## Supplied data
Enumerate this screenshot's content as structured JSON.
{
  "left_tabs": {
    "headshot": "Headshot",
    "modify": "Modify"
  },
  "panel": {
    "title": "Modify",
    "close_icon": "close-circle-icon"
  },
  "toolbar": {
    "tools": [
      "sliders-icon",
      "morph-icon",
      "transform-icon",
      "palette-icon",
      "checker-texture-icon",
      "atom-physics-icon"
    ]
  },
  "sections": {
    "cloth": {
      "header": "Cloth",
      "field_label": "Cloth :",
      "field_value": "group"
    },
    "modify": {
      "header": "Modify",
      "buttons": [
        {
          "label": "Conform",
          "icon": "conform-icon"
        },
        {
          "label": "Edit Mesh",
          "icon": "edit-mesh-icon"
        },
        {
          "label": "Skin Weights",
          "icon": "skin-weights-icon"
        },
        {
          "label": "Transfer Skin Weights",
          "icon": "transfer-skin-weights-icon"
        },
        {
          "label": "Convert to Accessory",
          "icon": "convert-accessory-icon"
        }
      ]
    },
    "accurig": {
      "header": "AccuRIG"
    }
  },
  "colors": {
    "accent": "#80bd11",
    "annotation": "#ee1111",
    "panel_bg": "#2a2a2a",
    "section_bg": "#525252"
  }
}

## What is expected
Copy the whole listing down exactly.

## Expected output
Enumerate this screenshot's content as structured JSON.
{
  "left_tabs": {
    "headshot": "Headshot",
    "modify": "Modify"
  },
  "panel": {
    "title": "Modify",
    "close_icon": "close-circle-icon"
  },
  "toolbar": {
    "tools": [
      "sliders-icon",
      "morph-icon",
      "transform-icon",
      "palette-icon",
      "checker-texture-icon",
      "atom-physics-icon"
    ]
  },
  "sections": {
    "cloth": {
      "header": "Cloth",
      "field_label": "Cloth :",
      "field_value": "group"
    },
    "modify": {
      "header": "Modify",
      "buttons": [
        {
          "label": "Conform",
          "icon": "conform-icon"
        },
        {
          "label": "Edit Mesh",
          "icon": "edit-mesh-icon"
        },
        {
          "label": "Skin Weights",
          "icon": "skin-weights-icon"
        },
        {
          "label": "Transfer Skin Weights",
          "icon": "transfer-skin-weights-icon"
        },
        {
          "label": "Convert to Accessory",
          "icon": "convert-accessory-icon"
        }
      ]
    },
    "accurig": {
      "header": "AccuRIG"
    }
  },
  "colors": {
    "accent": "#80bd11",
    "annotation": "#ee1111",
    "panel_bg": "#2a2a2a",
    "section_bg": "#525252"
  }
}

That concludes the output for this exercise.